No matter where your business is on the survival scale, there are ways to navigate through an unforeseen crisis that is benevolent to online sellers. Overall, analysts estimate that online sales have increased by 50 percent compared to this point in 2019. You’re already poised to take advantage of a gaggle of virtual shoppers, but the same obstacles facing brick-and-mortar retailers and large ecommerce sellers have probably upended your operations, as well. Here are some ways to adapt.
If it seems as if the entire world has changed, it has. We know this. Nary a region, city, continent on Planet Earth has escaped the ravaging effects of Covid-19, now a global pandemic that has severely shifted commerce, labor, and everyday living in a social distancing environment.
As commerce is the backbone of all free societies, this is a startling fact. Here’s a jaw-dropping statistic: Global Web Index found that 80 percent of consumers in the US and UK have increased their online purchasing in the wake of this pandemic. A sudden emphasis toward ecommerce is opening up markets that in the past were strictly in-person, and padding revenues for existing online sellers. It’s critical to closely examine your business model to make the best of a dire situation. With the right information, tools, attitude, and devotion, you may get through this unprecedented time.
The most essential factor here is understanding consumer behaviors in the wake of closed storefronts and empty grocery shelves. How are average citizens choosing to replenish basic supplies? How are they spending mostly limited dollars on “luxury” goods, which were not so luxurious just three months ago?
Commerce crashes are hitting virtually every sector of the economy and society. From entertainment to education, new purchases have all but disappeared. And in the runup to a real recession, many consumers are finding themselves out of work and unable to meet their current financial obligations for basics like utility bills, rent, and credit card payments.
But not all. Some are positioned to ride out this storm with a modicum of buying power. Can you take advantage of that? Take a look at some digital marketing trends that are helping businesses stay afloat, taking advantage of the nearly captive audience of consumers stuck at home with only the internet as a source of information. It’s also their source of purchasing.
Surprise! Count yourself as one of millions of ecommerce merchants who likely never anticipated the type of global disruption facing virtually every individual and every entity today. By now you and everyone you know is operating in crisis mode both personally and professionally. Your business may be your first priority, and the news there is mixed.
Since the COVID-19 virus took hold overseas, eventually making its way to the US, economic impacts have been devastating. The financial markets tumbled. Tourism is in near-halt mode.
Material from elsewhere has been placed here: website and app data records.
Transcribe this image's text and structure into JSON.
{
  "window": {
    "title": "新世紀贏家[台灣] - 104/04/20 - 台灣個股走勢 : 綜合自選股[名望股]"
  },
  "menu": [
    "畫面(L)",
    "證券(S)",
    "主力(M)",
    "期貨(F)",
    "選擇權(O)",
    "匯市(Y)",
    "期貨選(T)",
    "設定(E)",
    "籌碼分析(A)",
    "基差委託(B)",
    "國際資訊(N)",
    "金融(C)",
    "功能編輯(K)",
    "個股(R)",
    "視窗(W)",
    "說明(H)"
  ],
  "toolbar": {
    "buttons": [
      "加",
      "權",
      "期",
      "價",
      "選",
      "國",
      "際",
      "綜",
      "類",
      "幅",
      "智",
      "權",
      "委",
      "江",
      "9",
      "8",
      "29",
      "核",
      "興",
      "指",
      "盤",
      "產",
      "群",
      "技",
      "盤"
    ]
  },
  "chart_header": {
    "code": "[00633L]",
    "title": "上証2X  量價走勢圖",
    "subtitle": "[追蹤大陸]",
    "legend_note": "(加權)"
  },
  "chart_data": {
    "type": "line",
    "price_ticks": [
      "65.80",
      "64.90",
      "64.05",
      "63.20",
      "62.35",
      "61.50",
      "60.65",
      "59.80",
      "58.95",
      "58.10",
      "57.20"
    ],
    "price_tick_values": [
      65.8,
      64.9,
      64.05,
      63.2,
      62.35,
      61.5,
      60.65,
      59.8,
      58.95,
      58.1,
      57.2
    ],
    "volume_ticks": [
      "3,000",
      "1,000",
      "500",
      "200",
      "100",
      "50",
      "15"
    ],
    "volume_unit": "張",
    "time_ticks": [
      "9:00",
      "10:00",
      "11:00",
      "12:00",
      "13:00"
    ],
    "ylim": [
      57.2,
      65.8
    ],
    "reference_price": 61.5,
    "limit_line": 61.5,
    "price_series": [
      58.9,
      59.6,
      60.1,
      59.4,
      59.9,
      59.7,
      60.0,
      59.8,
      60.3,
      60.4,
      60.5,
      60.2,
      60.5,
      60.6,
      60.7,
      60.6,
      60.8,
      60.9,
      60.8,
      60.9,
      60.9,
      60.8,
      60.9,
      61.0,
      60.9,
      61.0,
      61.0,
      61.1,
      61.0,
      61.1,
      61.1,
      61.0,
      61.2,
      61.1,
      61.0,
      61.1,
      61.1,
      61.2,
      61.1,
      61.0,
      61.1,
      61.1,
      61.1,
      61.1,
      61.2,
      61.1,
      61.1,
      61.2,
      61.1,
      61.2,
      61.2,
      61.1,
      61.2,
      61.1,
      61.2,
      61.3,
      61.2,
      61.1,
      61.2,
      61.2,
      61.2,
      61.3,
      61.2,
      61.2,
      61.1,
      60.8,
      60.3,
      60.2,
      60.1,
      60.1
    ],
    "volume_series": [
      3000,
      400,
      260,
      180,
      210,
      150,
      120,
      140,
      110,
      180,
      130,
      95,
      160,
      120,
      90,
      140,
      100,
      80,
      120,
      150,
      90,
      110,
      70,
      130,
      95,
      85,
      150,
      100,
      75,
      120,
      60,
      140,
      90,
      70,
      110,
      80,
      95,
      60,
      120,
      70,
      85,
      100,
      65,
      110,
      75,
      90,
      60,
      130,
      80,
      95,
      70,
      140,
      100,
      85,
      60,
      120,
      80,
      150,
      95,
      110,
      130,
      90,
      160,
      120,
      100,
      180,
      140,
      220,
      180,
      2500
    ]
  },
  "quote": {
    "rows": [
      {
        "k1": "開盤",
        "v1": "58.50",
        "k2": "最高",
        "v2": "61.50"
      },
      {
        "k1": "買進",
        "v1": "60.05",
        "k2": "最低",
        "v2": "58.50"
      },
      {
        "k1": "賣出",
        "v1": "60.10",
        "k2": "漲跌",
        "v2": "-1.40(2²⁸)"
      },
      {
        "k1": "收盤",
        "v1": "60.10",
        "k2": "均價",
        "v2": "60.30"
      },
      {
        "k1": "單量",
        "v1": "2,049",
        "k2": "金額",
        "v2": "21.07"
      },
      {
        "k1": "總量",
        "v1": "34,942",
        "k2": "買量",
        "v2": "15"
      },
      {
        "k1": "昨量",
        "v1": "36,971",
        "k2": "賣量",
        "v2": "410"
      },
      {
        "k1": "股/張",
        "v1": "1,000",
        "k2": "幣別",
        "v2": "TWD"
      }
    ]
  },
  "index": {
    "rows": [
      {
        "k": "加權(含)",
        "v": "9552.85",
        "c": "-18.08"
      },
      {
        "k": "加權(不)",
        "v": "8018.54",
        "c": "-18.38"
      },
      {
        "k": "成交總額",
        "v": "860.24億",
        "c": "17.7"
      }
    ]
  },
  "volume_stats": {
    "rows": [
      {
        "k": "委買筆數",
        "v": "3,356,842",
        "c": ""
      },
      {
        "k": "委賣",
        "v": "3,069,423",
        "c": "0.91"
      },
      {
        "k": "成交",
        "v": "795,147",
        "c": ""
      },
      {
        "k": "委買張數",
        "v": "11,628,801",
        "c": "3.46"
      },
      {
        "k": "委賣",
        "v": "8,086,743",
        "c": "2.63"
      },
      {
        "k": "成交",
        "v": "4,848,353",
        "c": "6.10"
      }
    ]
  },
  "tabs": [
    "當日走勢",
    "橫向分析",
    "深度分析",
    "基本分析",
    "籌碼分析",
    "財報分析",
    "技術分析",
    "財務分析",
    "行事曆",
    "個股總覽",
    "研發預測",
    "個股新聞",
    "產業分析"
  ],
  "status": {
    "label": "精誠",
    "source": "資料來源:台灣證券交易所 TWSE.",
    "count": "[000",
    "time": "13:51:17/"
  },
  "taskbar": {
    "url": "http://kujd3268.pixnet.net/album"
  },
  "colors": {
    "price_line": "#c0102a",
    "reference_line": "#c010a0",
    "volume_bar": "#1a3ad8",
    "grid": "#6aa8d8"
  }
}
And those who sell goods and services are in a veritable desert; a Catch-22 scenario of either lacking customers or a supply chain to meet customer needs.
The struggle is real, and despite criticism of unnecessary panic, an all-out shift in operations is no longer just a possibility. Running an online store during this cross-continental crisis demands creativity to mitigate inventory shortages, shipping uncertainties, and uncomfortable customer communications. Industry analyst Bruce Biegel notes that this is the first genuine global crisis experienced in high volume by the ecommerce sector.
Amazon sellers are all too familiar. That company, in a panic over how to fill orders safely, has placed a temporary moratorium on third-party vendors. No word on when or if that will lift in the near future.
Even giants like Microsoft and Apple Computer are sounding the alarm about significant sales drops, with Apple recently deciding to temporarily close all retail locations outside of China.